For an example of how to complete this paper, take a look at the Week Five Example Paper Download Week Five Example Paper.
Your paper should include the following elements:
Introduction (approximately 150 words)
Introduce readers to your topic.
Include a brief preview of what you will accomplish in this paper.
First Argument (approximately 200 words)
Present the best argument on one side of the issue.
Put your argument in standard form, with the premises listed one by one above the conclusion.
You may put the premises into your own words, or you may quote a source. If you use words directly from a source, then they must occur within quotation marks (in addition to the citation).
This argument can be based on the scholarly sources you analyzed in Week 3, but it can also include evidence from other sources you have found (in addition to your own improvements). It is to represent what you take to be the best argument you have found for this side of the issue.
Cite sources that support your premises. Refer to the Writing Center’s APA: Citing Within Your PaperLinks to an external site. resource to structure the citations.
Opposing Argument (approximately 200 words)
Present the best argument on the other side of the issue (same as above, but on the opposite side).
Develop your argument in standard form, with sources cited to support your statements (as above).
Analysis of the Arguments (approximately 300 words)
Evaluate the quality of the two arguments given above.
This can include addressing whether key premises are true (or well supported) and how strongly the conclusion logically follows from them.
Explain any fallacies, biases, or rhetorical tricks committed by any of them.
Analyze why one is stronger than the other.
Justify your position not with opinion but with your analysis of the quality of the arguments.
Presentation of your own argument on the topic (approximately 200 words)
Construct your own argument on the topic.
Present your argument in standard form.
Of course, this argument will be influenced and supported by the research you have done, but this is to be your own argument in your own words supporting your thesis.
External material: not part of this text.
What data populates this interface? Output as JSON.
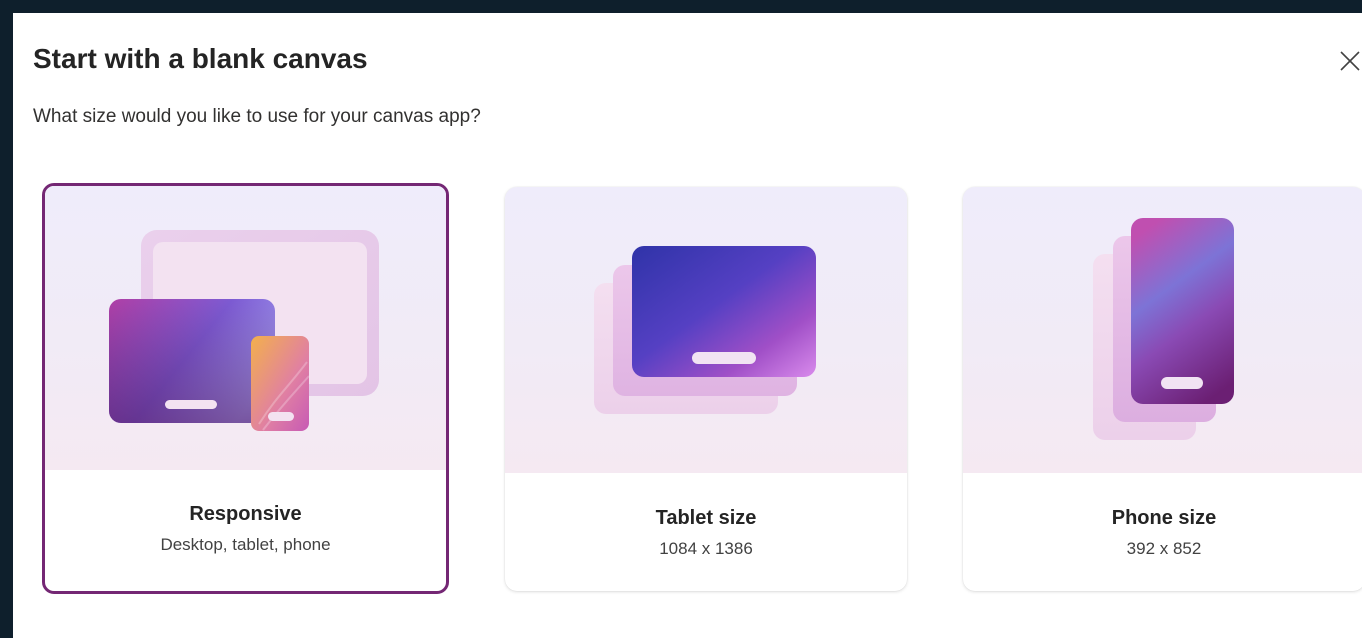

For any premises that are based on research, include a citation of the relevant source (even though the premise is in your own words).
Addressing an objection to your argument (approximately 300 words)
Present what you would consider to be the best possible objection to your argument (you may address more than one if you prefer).
Present what you would take to be the best reply to this objection and defense of your argument.
Cite a scholarly source in this section as well (either in your presentation of the objection or in your response to it).
Conclusion (approximately 150 words)
Summarize the evidence for all points of view.